Julia Barsony, Michaele B. Manigrasso, Qin Xu, Helen Tam and Joseph G. Verbalis
The syndrome of inappropriate antidiuretic hormone secretion (SIADH) is frequently responsible for chronic hyponatremia in the elderly due to age-related disruption of the inhibitory component of brain osmoregulatory mechanisms. Recent research has indicated that chronic hyponatremia is associated with gait disturbances, increased falls, and bone fragility in humans, and we have found that chronic hyponatremia causes increased bone resorption and reduced bone mineral density in young rats. In this study, we used a model of SIADH to study multi-organ consequences of chronic hyponatremia in aged rats. Sustained hyponatremia for 18 weeks caused progressive reduction of bone mineral density by DXA and decreased bone ash calcium, phosphate and sodium contents at the tibia and lumbar vertebrae. Administration of 10-fold higher vitamin D during the last 8 weeks of the study compensated for the reduction in bone formation and halted bone loss. Hyponatremic rats developed hypogonadism, as indicated by slightly lower serum testosterone and higher serum FSH and LH concentrations, markedly decreased testicular weight, and abnormal testicular histology. Aged hyponatremic rats also manifested decreased body fat, skeletal muscle sarcopenia by densitometry, and cardiomyopathy manifested as increased heart weight and perivascular and interstitial fibrosis by histology. These findings are consistent with recent results in cultured osteoclastic cells, indicating that low extracellular sodium concentrations increased oxidative stress, thereby potentially exacerbating multiple manifestations of senescence.
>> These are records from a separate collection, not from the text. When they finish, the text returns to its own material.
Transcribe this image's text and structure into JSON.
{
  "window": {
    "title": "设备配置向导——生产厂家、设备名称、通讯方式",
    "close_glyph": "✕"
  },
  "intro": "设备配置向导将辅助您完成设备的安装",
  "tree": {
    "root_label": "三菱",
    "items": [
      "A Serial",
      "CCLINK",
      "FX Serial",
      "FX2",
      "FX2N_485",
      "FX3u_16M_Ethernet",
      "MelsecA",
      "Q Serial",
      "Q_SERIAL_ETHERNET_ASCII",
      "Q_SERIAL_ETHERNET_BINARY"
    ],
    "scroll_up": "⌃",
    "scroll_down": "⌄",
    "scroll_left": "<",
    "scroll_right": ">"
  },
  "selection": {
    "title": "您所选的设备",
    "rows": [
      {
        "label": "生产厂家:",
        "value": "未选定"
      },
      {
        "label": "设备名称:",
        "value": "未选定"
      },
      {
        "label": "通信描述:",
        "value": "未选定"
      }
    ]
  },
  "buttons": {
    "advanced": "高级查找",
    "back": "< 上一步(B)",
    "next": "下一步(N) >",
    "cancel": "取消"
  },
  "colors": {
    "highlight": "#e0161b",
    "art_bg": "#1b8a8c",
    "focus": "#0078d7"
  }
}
Future prospective studies in patients with SIADH may indicate whether these multi-organ age-related comorbidities may potentially contribute to the observed increased incidence of fractures and mortality in this population.